++++ Extracted information ++++

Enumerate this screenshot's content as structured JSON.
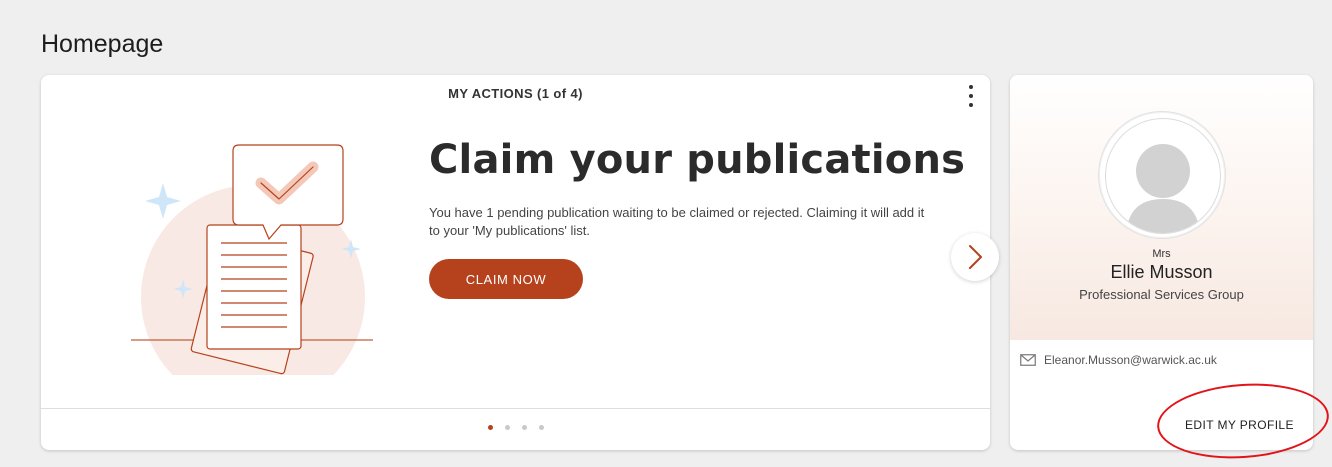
{
  "page": {
    "title": "Homepage"
  },
  "actions": {
    "header": "MY ACTIONS (1 of 4)",
    "title": "Claim your publications",
    "description": "You have 1 pending publication waiting to be claimed or rejected. Claiming it will add it to your 'My publications' list.",
    "button_label": "CLAIM NOW",
    "pagination": {
      "total": 4,
      "active": 1
    },
    "accent_color": "#b5421c"
  },
  "profile": {
    "prefix": "Mrs",
    "name": "Ellie Musson",
    "group": "Professional Services Group",
    "email": "Eleanor.Musson@warwick.ac.uk",
    "edit_label": "EDIT MY PROFILE"
  },
  "annotation": {
    "color": "#e2141a"
  },
  "icons": [
    "kebab-menu-icon",
    "chevron-right-icon",
    "envelope-icon",
    "avatar-placeholder-icon",
    "checkmark-icon"
  ]
}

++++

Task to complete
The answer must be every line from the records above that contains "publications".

Response to this exercise
    "title": "Claim your publications",
    "description": "You have 1 pending publication waiting to be claimed or rejected. Claiming it will add it to your 'My publications' list.",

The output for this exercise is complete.